» **GIVEN RECORDS**
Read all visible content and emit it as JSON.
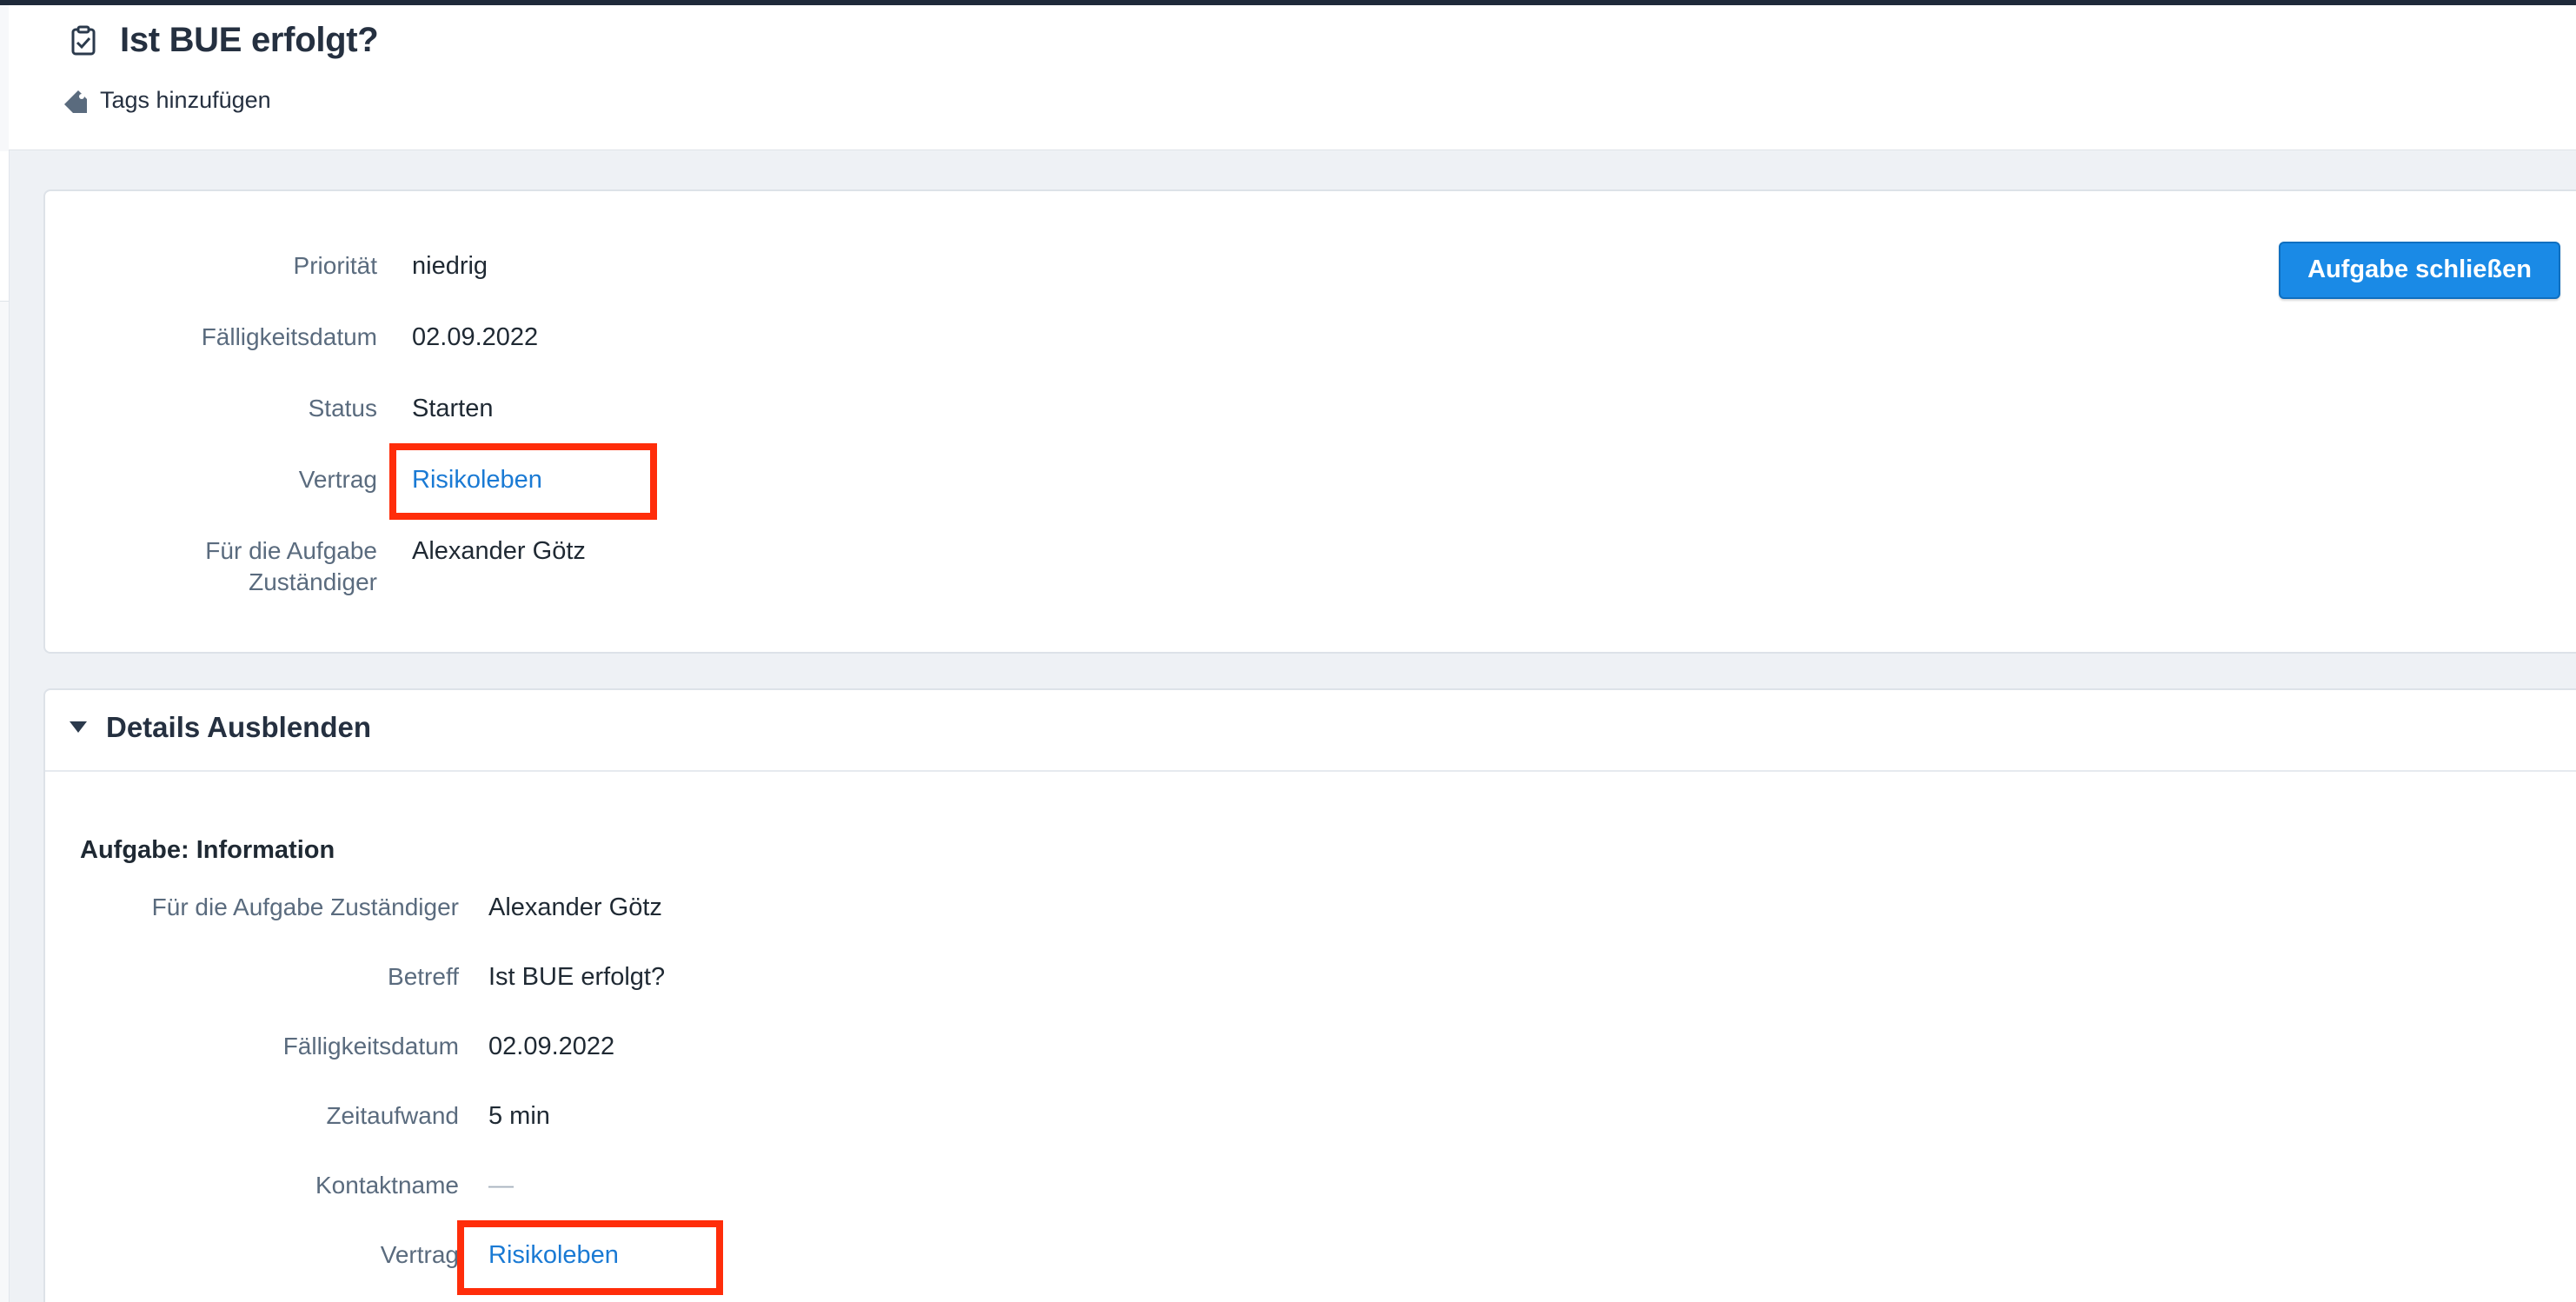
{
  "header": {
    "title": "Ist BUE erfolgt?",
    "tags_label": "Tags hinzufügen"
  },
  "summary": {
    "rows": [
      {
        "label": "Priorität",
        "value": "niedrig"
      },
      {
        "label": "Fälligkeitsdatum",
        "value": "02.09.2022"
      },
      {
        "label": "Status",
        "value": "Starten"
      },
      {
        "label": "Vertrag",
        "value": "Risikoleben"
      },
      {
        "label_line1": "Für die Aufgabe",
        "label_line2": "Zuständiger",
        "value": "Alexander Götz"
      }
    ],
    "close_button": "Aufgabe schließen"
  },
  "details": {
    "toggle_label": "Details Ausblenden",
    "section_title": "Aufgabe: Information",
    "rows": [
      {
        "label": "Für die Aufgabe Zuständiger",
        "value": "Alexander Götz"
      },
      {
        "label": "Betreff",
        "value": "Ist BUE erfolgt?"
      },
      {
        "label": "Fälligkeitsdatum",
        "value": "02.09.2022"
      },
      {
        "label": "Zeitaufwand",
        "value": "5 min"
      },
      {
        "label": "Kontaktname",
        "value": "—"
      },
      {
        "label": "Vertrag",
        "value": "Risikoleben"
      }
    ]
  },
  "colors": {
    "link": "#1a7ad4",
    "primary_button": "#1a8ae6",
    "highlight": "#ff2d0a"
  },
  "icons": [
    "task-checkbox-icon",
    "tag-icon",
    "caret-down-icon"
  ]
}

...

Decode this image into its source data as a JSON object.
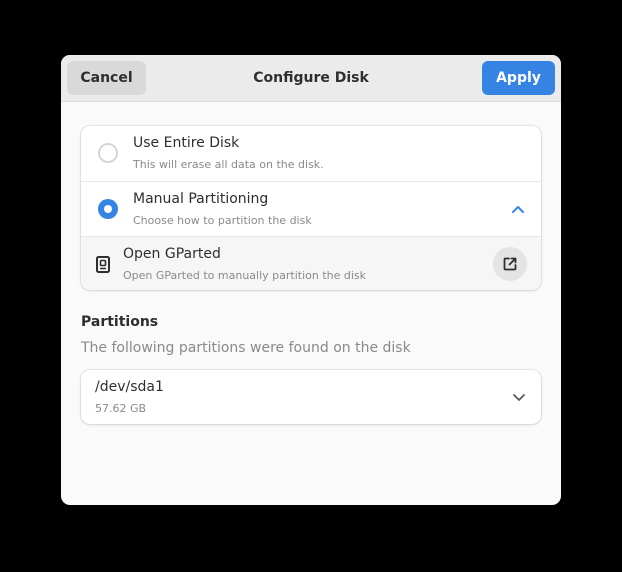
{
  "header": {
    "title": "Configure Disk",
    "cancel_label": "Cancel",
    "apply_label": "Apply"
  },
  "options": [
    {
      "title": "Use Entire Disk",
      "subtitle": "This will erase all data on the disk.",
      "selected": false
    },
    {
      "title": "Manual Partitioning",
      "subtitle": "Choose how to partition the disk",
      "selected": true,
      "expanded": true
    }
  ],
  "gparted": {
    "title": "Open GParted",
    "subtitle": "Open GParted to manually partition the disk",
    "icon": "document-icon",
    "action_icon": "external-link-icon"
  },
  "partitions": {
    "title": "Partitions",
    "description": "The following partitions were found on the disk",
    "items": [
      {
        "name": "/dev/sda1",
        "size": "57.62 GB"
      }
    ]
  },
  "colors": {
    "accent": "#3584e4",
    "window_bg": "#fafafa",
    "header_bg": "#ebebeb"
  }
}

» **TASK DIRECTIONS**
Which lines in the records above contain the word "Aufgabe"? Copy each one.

» **ANSWER AREA**
        "label_line1": "Für die Aufgabe",
    "close_button": "Aufgabe schließen"
    "section_title": "Aufgabe: Information",
        "label": "Für die Aufgabe Zuständiger",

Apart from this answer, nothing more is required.